▶ _Provided material_

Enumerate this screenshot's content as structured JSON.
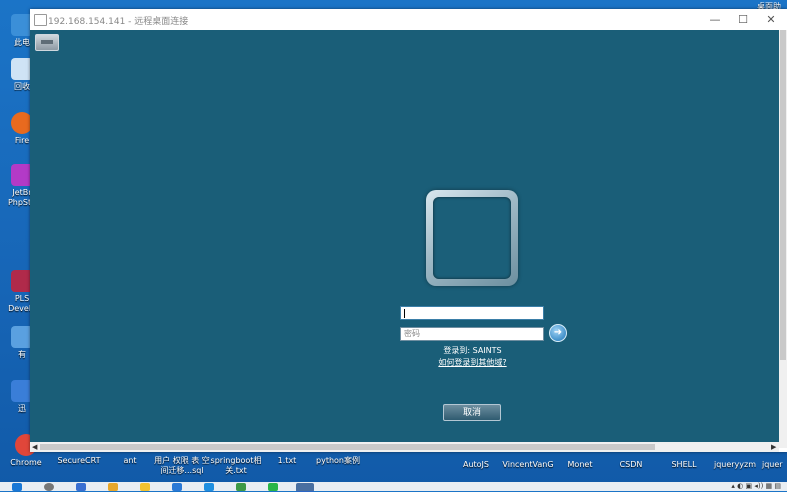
{
  "window": {
    "title": "192.168.154.141 - 远程桌面连接",
    "minimize": "—",
    "maximize": "☐",
    "close": "✕"
  },
  "login": {
    "username_value": "",
    "password_placeholder": "密码",
    "logon_to": "登录到: SAINTS",
    "other_domain_link": "如何登录到其他域?",
    "cancel": "取消",
    "go_glyph": "➜"
  },
  "desktop_left_icons": [
    {
      "label": "此电",
      "color": "#3b8fd8"
    },
    {
      "label": "回收",
      "color": "#cfe3f5"
    },
    {
      "label": "Fire",
      "color": "#e86a1f"
    },
    {
      "label": "JetBr PhpSto",
      "color": "#b33ac7"
    },
    {
      "label": "PLS Develo",
      "color": "#b02a4a"
    },
    {
      "label": "有",
      "color": "#5aa0e0"
    },
    {
      "label": "迅",
      "color": "#3a7ed8"
    },
    {
      "label": "Chrome",
      "color": "#e0463a"
    }
  ],
  "desktop_bottom_labels": [
    "SecureCRT",
    "ant",
    "用户 权限 表 空间迁移...sql",
    "springboot相 关.txt",
    "1.txt",
    "python案例",
    "AutoJS",
    "VincentVanG",
    "Monet",
    "CSDN",
    "SHELL",
    "jqueryyzm",
    "jquer"
  ],
  "desktop_right_label": "桌面助手",
  "colors": {
    "session_bg": "#1a5e78",
    "desktop_bg": "#1766b7"
  }
}
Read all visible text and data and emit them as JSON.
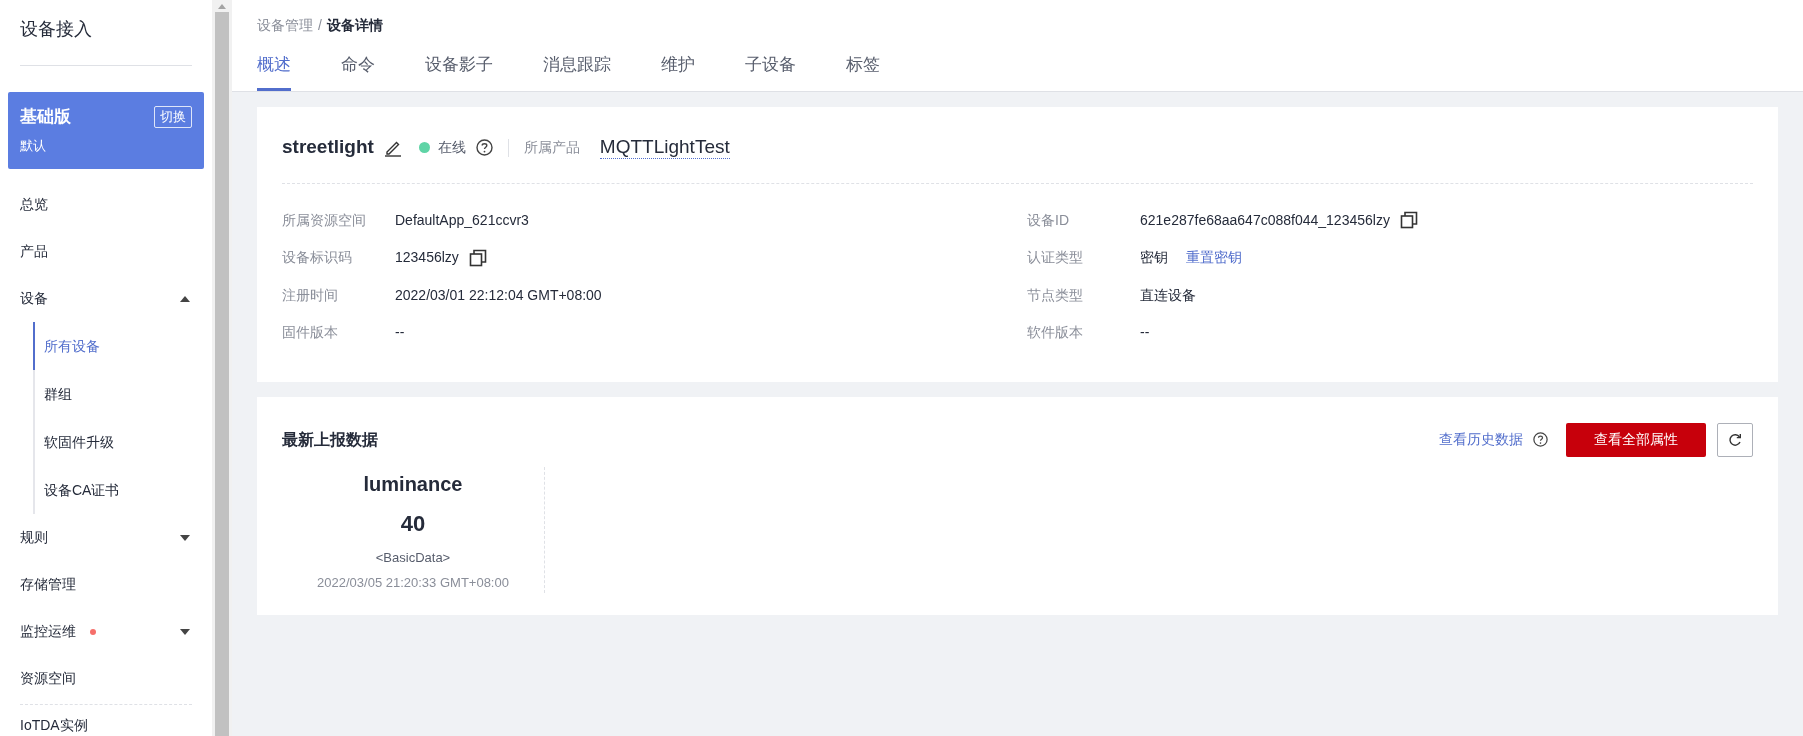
{
  "sidebar": {
    "title": "设备接入",
    "edition": {
      "name": "基础版",
      "sub": "默认",
      "switch_label": "切换"
    },
    "items": [
      {
        "kind": "link",
        "label": "总览",
        "selected": false,
        "alert": false
      },
      {
        "kind": "link",
        "label": "产品",
        "selected": false,
        "alert": false
      },
      {
        "kind": "group",
        "label": "设备",
        "selected": false,
        "alert": false,
        "expanded": true,
        "children": [
          {
            "label": "所有设备",
            "selected": true
          },
          {
            "label": "群组",
            "selected": false
          },
          {
            "label": "软固件升级",
            "selected": false
          },
          {
            "label": "设备CA证书",
            "selected": false
          }
        ]
      },
      {
        "kind": "group",
        "label": "规则",
        "selected": false,
        "alert": false,
        "expanded": false
      },
      {
        "kind": "link",
        "label": "存储管理",
        "selected": false,
        "alert": false
      },
      {
        "kind": "group",
        "label": "监控运维",
        "selected": false,
        "alert": true,
        "expanded": false
      },
      {
        "kind": "link",
        "label": "资源空间",
        "selected": false,
        "alert": false
      }
    ],
    "footer_item": "IoTDA实例"
  },
  "breadcrumb": {
    "parent": "设备管理",
    "separator": "/",
    "current": "设备详情"
  },
  "tabs": [
    {
      "label": "概述",
      "selected": true
    },
    {
      "label": "命令",
      "selected": false
    },
    {
      "label": "设备影子",
      "selected": false
    },
    {
      "label": "消息跟踪",
      "selected": false
    },
    {
      "label": "维护",
      "selected": false
    },
    {
      "label": "子设备",
      "selected": false
    },
    {
      "label": "标签",
      "selected": false
    }
  ],
  "device": {
    "name": "streetlight",
    "status": "在线",
    "online": true,
    "product_label": "所属产品",
    "product": "MQTTLightTest",
    "fields": [
      {
        "label": "所属资源空间",
        "value": "DefaultApp_621ccvr3",
        "copyable": false
      },
      {
        "label": "设备ID",
        "value": "621e287fe68aa647c088f044_123456lzy",
        "copyable": true
      },
      {
        "label": "设备标识码",
        "value": "123456lzy",
        "copyable": true
      },
      {
        "label": "认证类型",
        "value": "密钥",
        "copyable": false,
        "action": "重置密钥"
      },
      {
        "label": "注册时间",
        "value": "2022/03/01 22:12:04 GMT+08:00",
        "copyable": false
      },
      {
        "label": "节点类型",
        "value": "直连设备",
        "copyable": false
      },
      {
        "label": "固件版本",
        "value": "--",
        "copyable": false
      },
      {
        "label": "软件版本",
        "value": "--",
        "copyable": false
      }
    ]
  },
  "latest_data": {
    "title": "最新上报数据",
    "history_link": "查看历史数据",
    "all_button": "查看全部属性",
    "properties": [
      {
        "name": "luminance",
        "value": "40",
        "type": "<BasicData>",
        "time": "2022/03/05 21:20:33 GMT+08:00"
      }
    ]
  }
}
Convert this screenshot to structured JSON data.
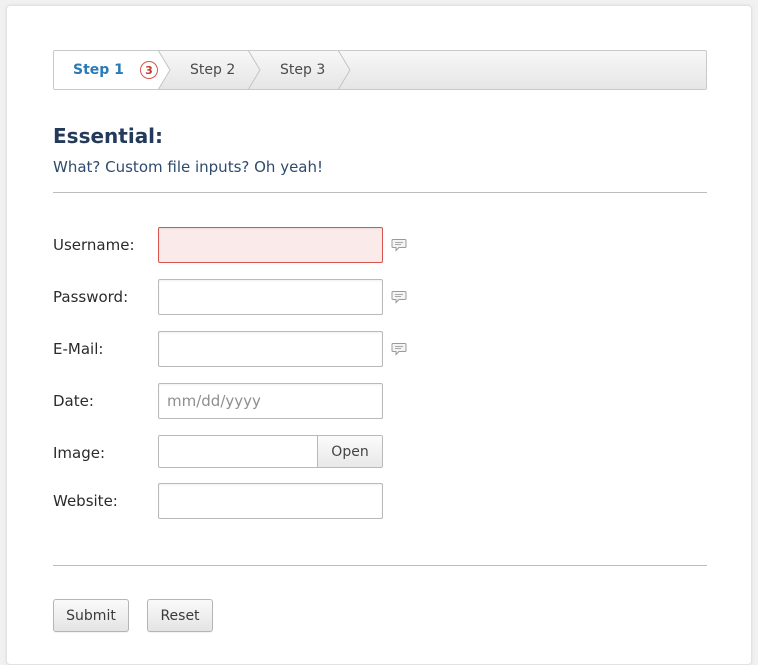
{
  "steps": [
    {
      "label": "Step 1",
      "badge": "3",
      "active": true
    },
    {
      "label": "Step 2",
      "active": false
    },
    {
      "label": "Step 3",
      "active": false
    }
  ],
  "section": {
    "title": "Essential:",
    "subtitle": "What? Custom file inputs? Oh yeah!"
  },
  "form": {
    "username": {
      "label": "Username:",
      "value": "",
      "state": "error"
    },
    "password": {
      "label": "Password:",
      "value": ""
    },
    "email": {
      "label": "E-Mail:",
      "value": ""
    },
    "date": {
      "label": "Date:",
      "placeholder": "mm/dd/yyyy",
      "value": ""
    },
    "image": {
      "label": "Image:",
      "value": "",
      "button_label": "Open"
    },
    "website": {
      "label": "Website:",
      "value": ""
    }
  },
  "actions": {
    "submit_label": "Submit",
    "reset_label": "Reset"
  },
  "colors": {
    "accent": "#2a7ab8",
    "heading": "#243a5a",
    "error_bg": "#fbeaea",
    "error_border": "#d9534f"
  },
  "icons": {
    "field_hint": "speech-bubble-icon"
  }
}
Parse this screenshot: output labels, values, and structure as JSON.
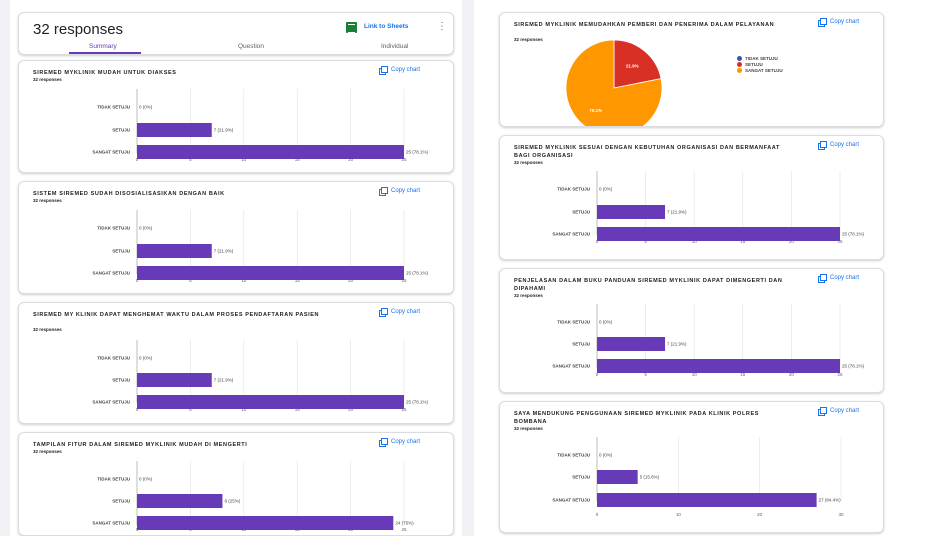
{
  "summary": {
    "responses_title": "32 responses",
    "sheets_link": "Link to Sheets",
    "tabs": [
      "Summary",
      "Question",
      "Individual"
    ],
    "active_tab": 0
  },
  "copy_chart_label": "Copy chart",
  "colors": {
    "bar": "#673ab7",
    "pie_red": "#d93025",
    "pie_orange": "#ff9800",
    "pie_blue": "#3f51b5",
    "link": "#1a73e8"
  },
  "questions": [
    {
      "title": "SIREMED MYKLINIK MUDAH UNTUK DIAKSES",
      "count": "32 responses",
      "chart_data": {
        "type": "bar",
        "categories": [
          "TIDAK SETUJU",
          "SETUJU",
          "SANGAT SETUJU"
        ],
        "values": [
          0,
          7,
          25
        ],
        "data_labels": [
          "0 (0%)",
          "7 (21.9%)",
          "25 (78.1%)"
        ],
        "xticks": [
          "0",
          "5",
          "10",
          "15",
          "20",
          "25"
        ],
        "xlim": [
          0,
          25
        ]
      }
    },
    {
      "title": "SISTEM SIREMED SUDAH DISOSIALISASIKAN DENGAN BAIK",
      "count": "32 responses",
      "chart_data": {
        "type": "bar",
        "categories": [
          "TIDAK SETUJU",
          "SETUJU",
          "SANGAT SETUJU"
        ],
        "values": [
          0,
          7,
          25
        ],
        "data_labels": [
          "0 (0%)",
          "7 (21.9%)",
          "25 (78.1%)"
        ],
        "xticks": [
          "0",
          "5",
          "10",
          "15",
          "20",
          "25"
        ],
        "xlim": [
          0,
          25
        ]
      }
    },
    {
      "title": "SIREMED MY KLINIK DAPAT MENGHEMAT WAKTU DALAM PROSES PENDAFTARAN PASIEN",
      "count": "32 responses",
      "chart_data": {
        "type": "bar",
        "categories": [
          "TIDAK SETUJU",
          "SETUJU",
          "SANGAT SETUJU"
        ],
        "values": [
          0,
          7,
          25
        ],
        "data_labels": [
          "0 (0%)",
          "7 (21.9%)",
          "25 (78.1%)"
        ],
        "xticks": [
          "0",
          "5",
          "10",
          "15",
          "20",
          "25"
        ],
        "xlim": [
          0,
          25
        ]
      }
    },
    {
      "title": "TAMPILAN FITUR DALAM SIREMED MYKLINIK MUDAH DI MENGERTI",
      "count": "32 responses",
      "chart_data": {
        "type": "bar",
        "categories": [
          "TIDAK SETUJU",
          "SETUJU",
          "SANGAT SETUJU"
        ],
        "values": [
          0,
          8,
          24
        ],
        "data_labels": [
          "0 (0%)",
          "8 (25%)",
          "24 (75%)"
        ],
        "xticks": [
          "0",
          "5",
          "10",
          "15",
          "20",
          "25"
        ],
        "xlim": [
          0,
          25
        ]
      }
    },
    {
      "title": "SIREMED MYKLINIK MEMUDAHKAN PEMBERI DAN PENERIMA DALAM PELAYANAN",
      "count": "32 responses",
      "chart_data": {
        "type": "pie",
        "labels": [
          "TIDAK SETUJU",
          "SETUJU",
          "SANGAT SETUJU"
        ],
        "values": [
          0,
          7,
          25
        ],
        "slice_labels": [
          "",
          "21.9%",
          "78.1%"
        ]
      }
    },
    {
      "title": "SIREMED MYKLINIK SESUAI DENGAN KEBUTUHAN ORGANISASI DAN BERMANFAAT BAGI ORGANISASI",
      "count": "32 responses",
      "chart_data": {
        "type": "bar",
        "categories": [
          "TIDAK SETUJU",
          "SETUJU",
          "SANGAT SETUJU"
        ],
        "values": [
          0,
          7,
          25
        ],
        "data_labels": [
          "0 (0%)",
          "7 (21.9%)",
          "25 (78.1%)"
        ],
        "xticks": [
          "0",
          "5",
          "10",
          "15",
          "20",
          "25"
        ],
        "xlim": [
          0,
          25
        ]
      }
    },
    {
      "title": "PENJELASAN DALAM BUKU PANDUAN SIREMED MYKLINIK DAPAT DIMENGERTI DAN DIPAHAMI",
      "count": "32 responses",
      "chart_data": {
        "type": "bar",
        "categories": [
          "TIDAK SETUJU",
          "SETUJU",
          "SANGAT SETUJU"
        ],
        "values": [
          0,
          7,
          25
        ],
        "data_labels": [
          "0 (0%)",
          "7 (21.9%)",
          "25 (78.1%)"
        ],
        "xticks": [
          "0",
          "5",
          "10",
          "15",
          "20",
          "25"
        ],
        "xlim": [
          0,
          25
        ]
      }
    },
    {
      "title": "SAYA MENDUKUNG PENGGUNAAN SIREMED MYKLINIK PADA KLINIK POLRES BOMBANA",
      "count": "32 responses",
      "chart_data": {
        "type": "bar",
        "categories": [
          "TIDAK SETUJU",
          "SETUJU",
          "SANGAT SETUJU"
        ],
        "values": [
          0,
          5,
          27
        ],
        "data_labels": [
          "0 (0%)",
          "5 (15.6%)",
          "27 (84.4%)"
        ],
        "xticks": [
          "0",
          "10",
          "20",
          "30"
        ],
        "xlim": [
          0,
          30
        ]
      }
    }
  ]
}
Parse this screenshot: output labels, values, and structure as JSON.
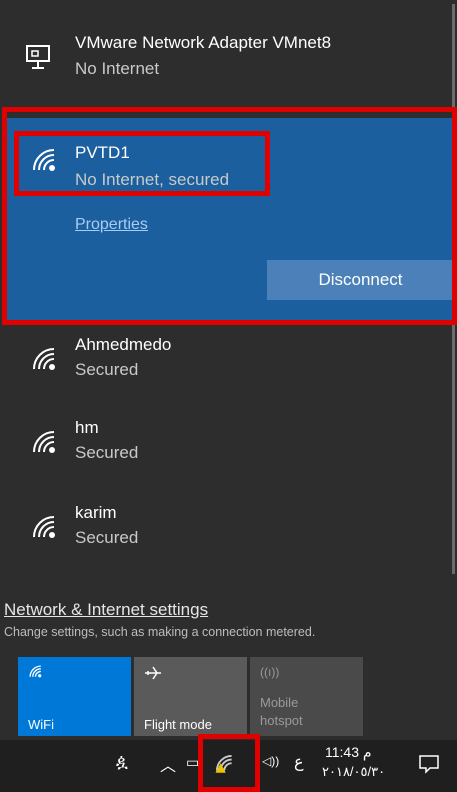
{
  "networks": {
    "vmware": {
      "name": "VMware Network Adapter VMnet8",
      "status": "No Internet"
    },
    "connected": {
      "name": "PVTD1",
      "status": "No Internet, secured",
      "properties": "Properties",
      "disconnect": "Disconnect"
    },
    "others": [
      {
        "name": "Ahmedmedo",
        "status": "Secured"
      },
      {
        "name": "hm",
        "status": "Secured"
      },
      {
        "name": "karim",
        "status": "Secured"
      }
    ]
  },
  "settings": {
    "link": "Network & Internet settings",
    "description": "Change settings, such as making a connection metered."
  },
  "quick_actions": [
    {
      "label": "WiFi",
      "icon": "wifi-icon"
    },
    {
      "label": "Flight mode",
      "icon": "airplane-icon"
    },
    {
      "label": "Mobile hotspot",
      "line1": "Mobile",
      "line2": "hotspot",
      "icon": "hotspot-icon"
    }
  ],
  "taskbar": {
    "language": "ع",
    "time": "11:43 م",
    "date": "٢٠١٨/٠٥/٣٠"
  },
  "colors": {
    "panel_bg": "#2d2d2d",
    "selected_bg": "#1b5f9e",
    "accent": "#0078d7",
    "highlight_box": "#e00000"
  }
}
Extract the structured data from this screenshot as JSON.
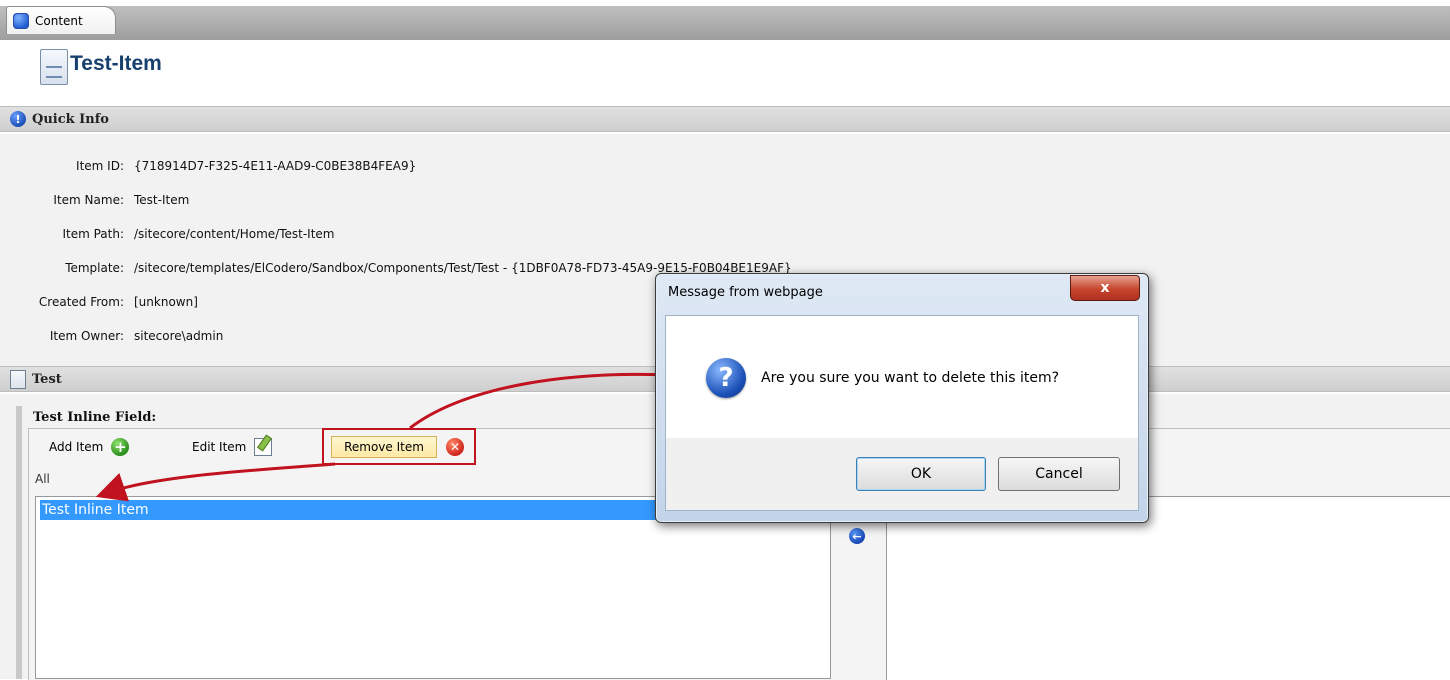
{
  "tab": {
    "label": "Content"
  },
  "item": {
    "title": "Test-Item"
  },
  "quick_info": {
    "heading": "Quick Info",
    "fields": [
      {
        "label": "Item ID:",
        "value": "{718914D7-F325-4E11-AAD9-C0BE38B4FEA9}"
      },
      {
        "label": "Item Name:",
        "value": "Test-Item"
      },
      {
        "label": "Item Path:",
        "value": "/sitecore/content/Home/Test-Item"
      },
      {
        "label": "Template:",
        "value": "/sitecore/templates/ElCodero/Sandbox/Components/Test/Test - {1DBF0A78-FD73-45A9-9E15-F0B04BE1E9AF}"
      },
      {
        "label": "Created From:",
        "value": "[unknown]"
      },
      {
        "label": "Item Owner:",
        "value": "sitecore\\admin"
      }
    ]
  },
  "test_section": {
    "heading": "Test",
    "field_label": "Test Inline Field:",
    "toolbar": {
      "add_label": "Add Item",
      "edit_label": "Edit Item",
      "remove_label": "Remove Item"
    },
    "filter_label": "All",
    "list_items": [
      "Test Inline Item"
    ]
  },
  "dialog": {
    "title": "Message from webpage",
    "message": "Are you sure you want to delete this item?",
    "ok_label": "OK",
    "cancel_label": "Cancel",
    "close_glyph": "x",
    "icon": "question-icon"
  },
  "colors": {
    "title_blue": "#17406d",
    "selection_blue": "#3399ff",
    "annotation_red": "#c1121f"
  }
}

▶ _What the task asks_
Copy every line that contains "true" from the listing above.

▶ _Response to the exercise_
        "expanded": true,
            "selected": true
        "alert": true,
      "selected": true
    "online": true,
        "copyable": true
        "copyable": true
      "active": true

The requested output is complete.